By no means am I against all changes, but I do think they should develop a bit more resistance to change, in many cases. They're often a bit too quick to implement some that seem marginal, and pretty gratuitous. So much so that I really wouldn't give two hoots about their implementation, either, if they weren't frequently opaque as hell and accompanied by regretable collateral consequences. But, unfortunately, the trade system IS particularly opaque. The tooltips are worse than useless, and the (completely unnecessary) change that delays seeing the impacts of merchant reallocations makes the trial and error process particularly tedious. And, given the system's role in the game, it seems particularly ripe for unintended consequences.

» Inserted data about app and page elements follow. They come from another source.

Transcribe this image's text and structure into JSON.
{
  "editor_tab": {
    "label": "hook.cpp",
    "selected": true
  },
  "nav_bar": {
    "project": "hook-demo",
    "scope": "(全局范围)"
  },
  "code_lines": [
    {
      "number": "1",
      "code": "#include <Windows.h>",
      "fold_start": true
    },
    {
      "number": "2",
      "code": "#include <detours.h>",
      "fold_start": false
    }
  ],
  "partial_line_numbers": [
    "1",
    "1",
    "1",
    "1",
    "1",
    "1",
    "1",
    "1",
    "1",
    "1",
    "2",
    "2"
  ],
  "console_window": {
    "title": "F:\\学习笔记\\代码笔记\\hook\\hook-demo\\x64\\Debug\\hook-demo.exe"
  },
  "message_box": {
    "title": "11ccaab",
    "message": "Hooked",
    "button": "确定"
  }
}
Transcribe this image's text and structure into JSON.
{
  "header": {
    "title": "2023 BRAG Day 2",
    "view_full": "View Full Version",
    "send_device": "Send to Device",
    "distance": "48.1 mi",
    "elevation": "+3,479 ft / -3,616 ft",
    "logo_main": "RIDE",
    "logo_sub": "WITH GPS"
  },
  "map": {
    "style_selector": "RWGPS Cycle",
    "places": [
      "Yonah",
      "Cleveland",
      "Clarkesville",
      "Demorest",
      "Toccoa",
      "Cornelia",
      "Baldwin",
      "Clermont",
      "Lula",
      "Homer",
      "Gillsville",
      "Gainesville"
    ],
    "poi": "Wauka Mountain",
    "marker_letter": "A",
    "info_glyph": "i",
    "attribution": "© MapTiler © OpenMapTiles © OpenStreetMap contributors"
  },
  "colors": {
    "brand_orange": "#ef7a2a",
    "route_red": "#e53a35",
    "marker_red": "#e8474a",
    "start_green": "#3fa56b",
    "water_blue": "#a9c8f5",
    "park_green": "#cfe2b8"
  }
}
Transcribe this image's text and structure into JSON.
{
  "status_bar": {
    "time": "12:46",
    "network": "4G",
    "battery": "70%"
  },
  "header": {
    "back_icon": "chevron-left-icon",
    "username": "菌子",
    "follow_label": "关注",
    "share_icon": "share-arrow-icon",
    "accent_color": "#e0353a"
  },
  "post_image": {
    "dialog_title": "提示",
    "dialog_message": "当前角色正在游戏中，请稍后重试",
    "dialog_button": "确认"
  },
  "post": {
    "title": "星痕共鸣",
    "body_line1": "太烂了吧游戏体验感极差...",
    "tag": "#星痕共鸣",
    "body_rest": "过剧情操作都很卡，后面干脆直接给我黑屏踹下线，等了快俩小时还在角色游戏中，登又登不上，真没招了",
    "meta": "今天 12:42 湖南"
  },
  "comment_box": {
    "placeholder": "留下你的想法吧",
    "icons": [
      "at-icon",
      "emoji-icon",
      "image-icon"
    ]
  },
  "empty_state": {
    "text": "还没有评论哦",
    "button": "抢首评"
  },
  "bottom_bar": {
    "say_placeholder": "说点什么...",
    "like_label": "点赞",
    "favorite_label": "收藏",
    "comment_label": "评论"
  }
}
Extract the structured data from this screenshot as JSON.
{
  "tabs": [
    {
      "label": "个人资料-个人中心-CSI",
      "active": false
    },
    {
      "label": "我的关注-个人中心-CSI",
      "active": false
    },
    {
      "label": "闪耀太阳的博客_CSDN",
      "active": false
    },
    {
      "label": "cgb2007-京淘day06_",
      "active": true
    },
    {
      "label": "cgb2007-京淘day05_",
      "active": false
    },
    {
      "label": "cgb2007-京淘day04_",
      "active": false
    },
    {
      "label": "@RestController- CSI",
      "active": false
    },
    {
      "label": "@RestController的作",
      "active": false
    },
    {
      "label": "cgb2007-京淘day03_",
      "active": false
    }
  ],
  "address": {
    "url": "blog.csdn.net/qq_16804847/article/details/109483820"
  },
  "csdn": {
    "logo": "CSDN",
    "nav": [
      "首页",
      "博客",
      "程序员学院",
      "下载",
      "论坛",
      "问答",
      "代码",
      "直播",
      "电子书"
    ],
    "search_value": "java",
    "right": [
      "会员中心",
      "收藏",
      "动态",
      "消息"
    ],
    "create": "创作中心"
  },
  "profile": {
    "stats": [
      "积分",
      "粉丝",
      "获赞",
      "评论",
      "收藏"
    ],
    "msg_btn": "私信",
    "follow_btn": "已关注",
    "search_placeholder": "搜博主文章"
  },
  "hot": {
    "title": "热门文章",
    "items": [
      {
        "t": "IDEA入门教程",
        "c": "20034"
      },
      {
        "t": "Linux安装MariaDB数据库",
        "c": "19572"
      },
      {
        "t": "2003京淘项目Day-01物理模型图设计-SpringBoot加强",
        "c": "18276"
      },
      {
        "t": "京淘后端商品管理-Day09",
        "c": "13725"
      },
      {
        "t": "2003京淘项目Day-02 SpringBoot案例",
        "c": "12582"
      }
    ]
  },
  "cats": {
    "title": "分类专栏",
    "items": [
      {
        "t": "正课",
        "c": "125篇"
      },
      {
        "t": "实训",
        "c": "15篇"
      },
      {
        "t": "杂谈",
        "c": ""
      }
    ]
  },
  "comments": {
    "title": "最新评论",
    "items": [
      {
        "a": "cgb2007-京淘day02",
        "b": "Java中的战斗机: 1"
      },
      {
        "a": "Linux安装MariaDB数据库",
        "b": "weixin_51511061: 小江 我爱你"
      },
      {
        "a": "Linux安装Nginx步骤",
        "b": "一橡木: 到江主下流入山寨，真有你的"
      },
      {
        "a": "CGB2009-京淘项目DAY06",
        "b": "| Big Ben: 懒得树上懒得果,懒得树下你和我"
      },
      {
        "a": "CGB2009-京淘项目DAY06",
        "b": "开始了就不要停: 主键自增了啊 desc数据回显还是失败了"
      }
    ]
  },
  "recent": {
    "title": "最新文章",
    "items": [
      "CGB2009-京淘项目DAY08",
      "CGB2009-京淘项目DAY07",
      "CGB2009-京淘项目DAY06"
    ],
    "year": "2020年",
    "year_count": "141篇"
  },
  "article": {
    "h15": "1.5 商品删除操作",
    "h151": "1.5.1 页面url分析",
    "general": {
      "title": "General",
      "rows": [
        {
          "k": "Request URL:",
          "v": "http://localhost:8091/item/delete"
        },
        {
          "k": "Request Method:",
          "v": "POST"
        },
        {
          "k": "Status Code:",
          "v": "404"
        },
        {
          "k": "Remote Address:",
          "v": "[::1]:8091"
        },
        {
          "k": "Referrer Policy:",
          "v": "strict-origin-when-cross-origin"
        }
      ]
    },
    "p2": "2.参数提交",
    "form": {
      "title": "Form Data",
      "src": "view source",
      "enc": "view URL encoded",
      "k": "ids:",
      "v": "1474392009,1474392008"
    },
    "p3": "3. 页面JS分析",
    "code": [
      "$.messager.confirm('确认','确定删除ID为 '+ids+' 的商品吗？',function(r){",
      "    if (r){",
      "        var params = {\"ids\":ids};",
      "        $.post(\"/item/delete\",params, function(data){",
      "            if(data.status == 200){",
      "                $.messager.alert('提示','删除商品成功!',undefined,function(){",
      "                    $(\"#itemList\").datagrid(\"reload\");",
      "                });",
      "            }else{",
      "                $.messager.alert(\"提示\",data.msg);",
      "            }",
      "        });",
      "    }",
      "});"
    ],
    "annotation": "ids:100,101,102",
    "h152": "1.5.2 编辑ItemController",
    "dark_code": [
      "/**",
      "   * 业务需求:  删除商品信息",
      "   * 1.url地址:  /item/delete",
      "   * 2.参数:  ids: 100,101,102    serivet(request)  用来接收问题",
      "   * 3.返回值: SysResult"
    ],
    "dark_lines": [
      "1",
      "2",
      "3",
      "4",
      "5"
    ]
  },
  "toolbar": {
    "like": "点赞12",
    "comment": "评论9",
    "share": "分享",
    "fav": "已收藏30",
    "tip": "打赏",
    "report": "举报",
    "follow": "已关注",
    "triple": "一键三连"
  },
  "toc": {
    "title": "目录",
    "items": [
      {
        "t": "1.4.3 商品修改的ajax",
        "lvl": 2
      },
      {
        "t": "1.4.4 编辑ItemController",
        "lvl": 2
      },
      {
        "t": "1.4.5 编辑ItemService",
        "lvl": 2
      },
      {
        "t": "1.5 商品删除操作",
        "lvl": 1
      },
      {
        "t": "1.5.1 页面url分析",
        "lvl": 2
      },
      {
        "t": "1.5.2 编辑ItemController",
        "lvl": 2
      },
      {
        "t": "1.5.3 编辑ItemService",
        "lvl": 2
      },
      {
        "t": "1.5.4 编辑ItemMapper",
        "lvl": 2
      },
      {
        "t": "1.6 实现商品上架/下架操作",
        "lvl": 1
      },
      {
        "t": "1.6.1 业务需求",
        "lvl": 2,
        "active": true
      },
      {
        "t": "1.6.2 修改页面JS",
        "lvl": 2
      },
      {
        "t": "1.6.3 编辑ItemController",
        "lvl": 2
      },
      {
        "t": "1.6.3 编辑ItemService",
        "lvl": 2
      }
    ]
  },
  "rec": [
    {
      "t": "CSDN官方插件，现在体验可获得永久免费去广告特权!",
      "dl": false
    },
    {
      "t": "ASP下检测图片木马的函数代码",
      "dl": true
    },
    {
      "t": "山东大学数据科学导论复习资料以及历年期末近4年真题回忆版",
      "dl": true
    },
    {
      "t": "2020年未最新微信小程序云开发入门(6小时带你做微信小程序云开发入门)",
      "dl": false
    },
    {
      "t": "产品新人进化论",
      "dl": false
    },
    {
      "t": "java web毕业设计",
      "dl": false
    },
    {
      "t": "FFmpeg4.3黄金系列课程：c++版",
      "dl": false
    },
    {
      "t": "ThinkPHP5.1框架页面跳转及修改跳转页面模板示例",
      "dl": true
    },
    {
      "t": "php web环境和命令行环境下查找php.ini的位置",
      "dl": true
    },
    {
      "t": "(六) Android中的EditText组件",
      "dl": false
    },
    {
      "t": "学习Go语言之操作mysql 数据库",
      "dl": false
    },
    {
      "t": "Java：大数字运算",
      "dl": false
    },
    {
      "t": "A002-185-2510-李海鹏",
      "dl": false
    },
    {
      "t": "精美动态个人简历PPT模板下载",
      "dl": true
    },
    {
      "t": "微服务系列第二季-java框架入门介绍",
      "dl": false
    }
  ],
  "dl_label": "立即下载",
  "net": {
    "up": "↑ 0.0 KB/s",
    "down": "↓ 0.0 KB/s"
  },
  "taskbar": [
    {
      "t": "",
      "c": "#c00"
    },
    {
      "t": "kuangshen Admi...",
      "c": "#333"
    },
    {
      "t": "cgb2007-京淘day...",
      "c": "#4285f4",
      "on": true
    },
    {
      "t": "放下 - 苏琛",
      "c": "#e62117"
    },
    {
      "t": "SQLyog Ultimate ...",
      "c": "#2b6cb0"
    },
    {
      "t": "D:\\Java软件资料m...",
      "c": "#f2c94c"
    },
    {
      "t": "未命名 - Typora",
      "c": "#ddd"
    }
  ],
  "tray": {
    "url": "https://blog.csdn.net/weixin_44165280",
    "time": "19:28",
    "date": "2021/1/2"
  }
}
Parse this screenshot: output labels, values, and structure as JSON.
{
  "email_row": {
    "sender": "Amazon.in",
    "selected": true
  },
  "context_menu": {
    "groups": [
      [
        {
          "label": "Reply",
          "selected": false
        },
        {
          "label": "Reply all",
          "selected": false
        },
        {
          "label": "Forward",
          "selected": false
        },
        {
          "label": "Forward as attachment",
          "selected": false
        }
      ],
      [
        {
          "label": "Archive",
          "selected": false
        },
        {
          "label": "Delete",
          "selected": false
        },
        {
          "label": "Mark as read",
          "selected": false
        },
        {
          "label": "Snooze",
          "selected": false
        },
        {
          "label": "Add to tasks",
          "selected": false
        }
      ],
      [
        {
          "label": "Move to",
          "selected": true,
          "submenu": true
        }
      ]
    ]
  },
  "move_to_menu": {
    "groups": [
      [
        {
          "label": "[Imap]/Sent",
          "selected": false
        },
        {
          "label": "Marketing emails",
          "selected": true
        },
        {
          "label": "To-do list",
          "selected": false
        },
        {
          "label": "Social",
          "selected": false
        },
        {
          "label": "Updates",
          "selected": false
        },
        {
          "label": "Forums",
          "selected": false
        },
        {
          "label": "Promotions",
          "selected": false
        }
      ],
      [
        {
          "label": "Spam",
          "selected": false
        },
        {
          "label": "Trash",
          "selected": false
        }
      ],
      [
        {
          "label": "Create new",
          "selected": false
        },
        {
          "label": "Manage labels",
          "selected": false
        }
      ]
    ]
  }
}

Regardless of the weaknesses in the Trade system, it never really irritates me as much as some other weaknesses in the game. But I am becoming increasingly irritated with the mere fact that they keep changing F***ing rules for trade. Sure, not my call, others may disagree. But if they absolutely must change them, is it really so difficult to provide some sort of rationale or explanation (preferably ahead of time)? Particularly in cases where they remove or undermine the bonuses that were sold in previous DLC, it seems like surprise changes are poor form. But, much as I might LIKE some sort of explanation why rules that were considered fine on Monday, suddenly become problematic on Tuesday, and while I might LIKE features that were sold in a DLC to survive in subsequent patches, I'm not so naive as to expect that.

What I don't get, though, is why we have a whole set of conscious changes to a core game mechanic that were undocumented, even at patch release. That goes beyond poor form. That's just unprofessional.

Stealth changes are never appreciated. They happen way too often, occasionally even accompanied by Paradox's stunning assertions that they're myths. If someone is operating under the delusion that we enjoy hunting for these undocumented rules changes, please disabuse yourself of that notion. We don't.

So. Please. Change if you must. But STOP WITH THE STEALTH CHANGES!!!